Capuçon’s fiery playing sparks Bychkov’s Brahms program with CSO

10.09.15
Chicago Classical Review

Semyon Bychkov returned to the Chicago Symphony Orchestra podium Thursday night, the first CSO podium guest of the 2015-16 season. The Basically Brahms program may not have showed much imagination on paper but was spiced by a superb solo outing and an apt contemporary work, Detlev Glanert’s Brahms-Fantasie, heard in its U.S. premiere.

Bychkov introduced Glanert’s music to Chicago audiences five seasons ago with the German composer’s Theatrum beastiarum, a powerful, darkly brilliant ride.  

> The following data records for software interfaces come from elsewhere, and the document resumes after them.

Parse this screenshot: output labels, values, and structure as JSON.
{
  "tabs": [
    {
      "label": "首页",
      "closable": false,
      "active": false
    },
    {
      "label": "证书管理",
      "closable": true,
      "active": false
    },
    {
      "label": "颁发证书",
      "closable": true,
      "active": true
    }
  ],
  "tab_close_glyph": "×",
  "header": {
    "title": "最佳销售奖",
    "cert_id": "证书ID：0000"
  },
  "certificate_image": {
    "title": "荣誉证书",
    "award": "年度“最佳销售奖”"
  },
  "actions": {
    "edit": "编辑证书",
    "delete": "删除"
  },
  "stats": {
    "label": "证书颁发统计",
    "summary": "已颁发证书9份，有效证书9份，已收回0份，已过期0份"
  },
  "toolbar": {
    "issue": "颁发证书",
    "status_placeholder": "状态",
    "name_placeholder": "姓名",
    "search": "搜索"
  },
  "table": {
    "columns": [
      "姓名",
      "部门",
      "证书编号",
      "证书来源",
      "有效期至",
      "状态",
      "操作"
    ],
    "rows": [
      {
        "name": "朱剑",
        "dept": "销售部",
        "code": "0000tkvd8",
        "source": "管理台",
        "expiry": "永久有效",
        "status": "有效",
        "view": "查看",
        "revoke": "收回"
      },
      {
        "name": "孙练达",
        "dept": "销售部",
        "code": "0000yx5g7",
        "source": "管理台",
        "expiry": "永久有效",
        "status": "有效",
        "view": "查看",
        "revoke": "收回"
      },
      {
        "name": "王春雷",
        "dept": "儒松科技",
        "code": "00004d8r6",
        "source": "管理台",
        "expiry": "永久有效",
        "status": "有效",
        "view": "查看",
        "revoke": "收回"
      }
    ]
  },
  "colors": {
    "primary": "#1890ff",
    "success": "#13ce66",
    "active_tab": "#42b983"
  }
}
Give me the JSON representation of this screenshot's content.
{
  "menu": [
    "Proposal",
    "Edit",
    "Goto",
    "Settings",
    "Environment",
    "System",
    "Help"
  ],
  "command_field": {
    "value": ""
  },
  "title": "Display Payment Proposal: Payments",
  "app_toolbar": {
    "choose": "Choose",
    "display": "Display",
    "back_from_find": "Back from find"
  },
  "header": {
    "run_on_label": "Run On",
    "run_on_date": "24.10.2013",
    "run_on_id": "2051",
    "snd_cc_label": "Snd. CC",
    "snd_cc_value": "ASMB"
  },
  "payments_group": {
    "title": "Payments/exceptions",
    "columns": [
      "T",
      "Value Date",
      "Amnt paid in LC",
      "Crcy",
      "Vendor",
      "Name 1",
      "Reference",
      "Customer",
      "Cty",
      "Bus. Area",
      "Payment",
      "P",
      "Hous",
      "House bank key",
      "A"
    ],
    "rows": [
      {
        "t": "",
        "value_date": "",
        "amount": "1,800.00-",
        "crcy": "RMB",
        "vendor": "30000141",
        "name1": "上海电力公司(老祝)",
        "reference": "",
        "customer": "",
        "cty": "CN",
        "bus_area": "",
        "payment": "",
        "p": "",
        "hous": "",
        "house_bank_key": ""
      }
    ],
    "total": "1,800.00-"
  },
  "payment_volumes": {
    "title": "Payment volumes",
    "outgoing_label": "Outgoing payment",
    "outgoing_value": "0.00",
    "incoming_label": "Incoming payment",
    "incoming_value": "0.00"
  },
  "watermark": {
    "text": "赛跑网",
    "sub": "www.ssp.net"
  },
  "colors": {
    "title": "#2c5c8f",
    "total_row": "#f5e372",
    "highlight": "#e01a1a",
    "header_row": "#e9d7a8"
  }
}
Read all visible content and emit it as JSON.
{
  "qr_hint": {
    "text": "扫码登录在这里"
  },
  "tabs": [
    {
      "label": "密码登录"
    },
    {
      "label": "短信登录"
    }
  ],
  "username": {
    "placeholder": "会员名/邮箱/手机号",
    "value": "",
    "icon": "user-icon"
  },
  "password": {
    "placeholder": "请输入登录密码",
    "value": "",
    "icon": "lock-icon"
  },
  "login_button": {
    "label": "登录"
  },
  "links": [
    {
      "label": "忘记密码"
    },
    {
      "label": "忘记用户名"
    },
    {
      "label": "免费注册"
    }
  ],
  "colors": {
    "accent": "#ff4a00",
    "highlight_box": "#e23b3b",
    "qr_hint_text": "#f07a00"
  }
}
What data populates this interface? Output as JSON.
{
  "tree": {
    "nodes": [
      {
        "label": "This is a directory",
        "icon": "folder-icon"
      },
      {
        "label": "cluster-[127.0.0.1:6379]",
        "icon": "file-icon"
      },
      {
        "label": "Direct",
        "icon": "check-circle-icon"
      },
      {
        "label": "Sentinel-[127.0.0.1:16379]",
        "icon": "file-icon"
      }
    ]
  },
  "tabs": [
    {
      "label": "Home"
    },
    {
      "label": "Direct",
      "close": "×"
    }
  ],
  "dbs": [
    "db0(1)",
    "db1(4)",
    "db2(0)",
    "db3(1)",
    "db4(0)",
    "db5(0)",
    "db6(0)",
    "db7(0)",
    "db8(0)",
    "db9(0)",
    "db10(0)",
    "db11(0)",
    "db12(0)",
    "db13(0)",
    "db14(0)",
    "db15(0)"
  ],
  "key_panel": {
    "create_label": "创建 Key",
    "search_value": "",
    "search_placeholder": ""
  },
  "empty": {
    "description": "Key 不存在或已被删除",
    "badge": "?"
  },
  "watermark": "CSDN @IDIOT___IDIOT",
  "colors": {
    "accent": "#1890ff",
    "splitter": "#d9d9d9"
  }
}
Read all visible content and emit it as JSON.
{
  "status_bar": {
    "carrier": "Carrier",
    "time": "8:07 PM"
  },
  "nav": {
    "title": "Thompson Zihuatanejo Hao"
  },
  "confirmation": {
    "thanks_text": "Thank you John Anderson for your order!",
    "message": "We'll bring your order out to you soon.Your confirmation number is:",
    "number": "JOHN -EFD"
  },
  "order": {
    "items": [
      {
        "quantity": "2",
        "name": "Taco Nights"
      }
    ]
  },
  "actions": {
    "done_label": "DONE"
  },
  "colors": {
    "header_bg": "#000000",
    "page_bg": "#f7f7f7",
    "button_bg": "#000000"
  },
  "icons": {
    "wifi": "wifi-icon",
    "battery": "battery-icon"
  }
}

Renaud Capuçon was the soloist in the evening’s centerpiece, Brahms’ not unfamiliar Violin Concerto. The French violinist was even more successful than in his last CSO appearance in the Brahms Double Concerto with cellist brother Gautier in 2012. One could hardly imagine a greater contrast in Capuçon’s fully committed performance than with Pinchas Zukerman’s somnambulist act in the same work three years ago.  

Capuçon brought notable freshness to the concerto with a finely judged blend of sweetness and sinew. There was ample youthful fire in the opening movement with the drama reflected in the synergy between the soloist and Bychkov’s hard-charging accompaniment.

The Adagio was launched with a relaxed bucolic oboe solo by guest Jonathan Fischer, principal of the Houston Symphony. Capuçon’s tender phrasing consistently beguiled the ear in this music, with a natural, nostalgic accompaniment by the orchestra under Bychkov. If the dance-like element wasn’t always evident in the finale, the roiling full-blooded performance provided a suitable payoff with Capuçon’s bristling bravura a fine match for Bychkov and the energized orchestra.

After a hearty and vigorous Allegretto, the performance culminated in a combustible finale. Following the tension of the opening bars, Daniel Gingrich lofted a noble horn solo and Bychkov and the players ratcheted up the tension and adrenaline to a fever pitch with a raw intensity infrequently heard in this repertory. 

Read the rest of the review here